Ultraviolet treatment (Phototherapy)

This is the treatment of choice for extensive and stubborn psoriasis. Ultraviolet can be given as the only therapy, but combination therapy to achieve a synergistic effect is preferable. Combination treatments with Neo-Tigason or Dithranol speeded the treatment.

NARROWBAND UVB 311nm.

This is the newest UV treatment. A short duration of exposure and even better results if in combination with Crème Classique® Ointment or Cream, Dithranol, Zorak, Crème Classique® Coal Tar Cream, Neo- Tigason or the new systemic treatments. Narrowband UVB treatment is available at Advanced Dermatology www.advanceddermatology.co.za for more information.
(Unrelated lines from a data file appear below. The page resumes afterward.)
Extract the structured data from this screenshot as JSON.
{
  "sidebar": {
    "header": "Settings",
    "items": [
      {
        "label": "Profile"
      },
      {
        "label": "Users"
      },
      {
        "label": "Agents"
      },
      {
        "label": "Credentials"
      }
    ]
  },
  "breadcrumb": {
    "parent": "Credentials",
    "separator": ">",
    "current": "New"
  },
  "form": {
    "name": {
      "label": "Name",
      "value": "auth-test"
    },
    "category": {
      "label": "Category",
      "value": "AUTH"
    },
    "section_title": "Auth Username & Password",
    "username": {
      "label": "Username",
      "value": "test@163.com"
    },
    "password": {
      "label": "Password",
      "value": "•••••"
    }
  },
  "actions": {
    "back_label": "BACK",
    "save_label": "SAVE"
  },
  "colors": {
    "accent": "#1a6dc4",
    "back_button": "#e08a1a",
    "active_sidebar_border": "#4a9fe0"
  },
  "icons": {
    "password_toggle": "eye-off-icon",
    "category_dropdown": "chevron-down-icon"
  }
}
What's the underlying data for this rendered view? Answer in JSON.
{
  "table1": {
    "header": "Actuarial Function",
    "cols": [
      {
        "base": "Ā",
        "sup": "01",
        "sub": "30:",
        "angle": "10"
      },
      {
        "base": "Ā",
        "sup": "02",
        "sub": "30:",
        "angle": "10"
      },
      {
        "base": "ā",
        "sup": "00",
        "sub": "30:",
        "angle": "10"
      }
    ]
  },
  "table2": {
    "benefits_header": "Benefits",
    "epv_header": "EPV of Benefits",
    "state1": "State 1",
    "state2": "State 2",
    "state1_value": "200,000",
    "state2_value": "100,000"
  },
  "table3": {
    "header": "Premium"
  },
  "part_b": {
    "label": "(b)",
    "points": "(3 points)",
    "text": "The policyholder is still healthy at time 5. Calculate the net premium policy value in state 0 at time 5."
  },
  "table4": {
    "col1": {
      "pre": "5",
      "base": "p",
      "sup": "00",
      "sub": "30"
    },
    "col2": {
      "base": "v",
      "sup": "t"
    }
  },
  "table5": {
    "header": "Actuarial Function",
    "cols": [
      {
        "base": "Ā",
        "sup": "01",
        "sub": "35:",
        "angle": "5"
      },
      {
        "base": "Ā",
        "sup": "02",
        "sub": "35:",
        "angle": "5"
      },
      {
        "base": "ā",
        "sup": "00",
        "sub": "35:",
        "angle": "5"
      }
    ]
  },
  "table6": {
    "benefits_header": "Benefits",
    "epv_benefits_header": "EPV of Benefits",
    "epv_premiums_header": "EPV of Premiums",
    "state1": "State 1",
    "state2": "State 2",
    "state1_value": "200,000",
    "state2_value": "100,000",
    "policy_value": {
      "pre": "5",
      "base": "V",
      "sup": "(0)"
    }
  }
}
In South Africa, medical aid usually pays for the treatments. There are trained physiotherapists who perform the treatments at the clinics. Long term remissions for months or even years may be anticipated.

New Treatments

  • Tacrolimus topical cream: Expensive and not as effective as in eczema and usually only for facial psoriasis. Trade name: ‘PRETOPIC’. May burn the skin.
  • Tacalcitol ointment: A new vitamin D3 from Japan (Bonalfa). Also for icthyosis, pustular eruption of palms and soles, palmoplantar keratoderma, pityriasis rubra pilaris. 83% of pro-psoriasis patients cleared, and side effects in 0.3 – 1% of patients only.
  • Liarozole fumerate (Janssen): An Imidazole, inhibiting cytochrome P450 followed by accumulation of endogenic produced retinoic acid for psoriasis and icthyosis. 77% of patients improved in 12 weeks. Side effects as in retinoids with dry oral mucosa, itching and headaches. 75mg bd 1 month, then 50mg bd for 8 weeks. Topical application to be developed.
  • Tagretin RX Receptor (Not RA Receptor) Retinoid. Sup of Thyroid and triglycerides. No dry eyes or lips.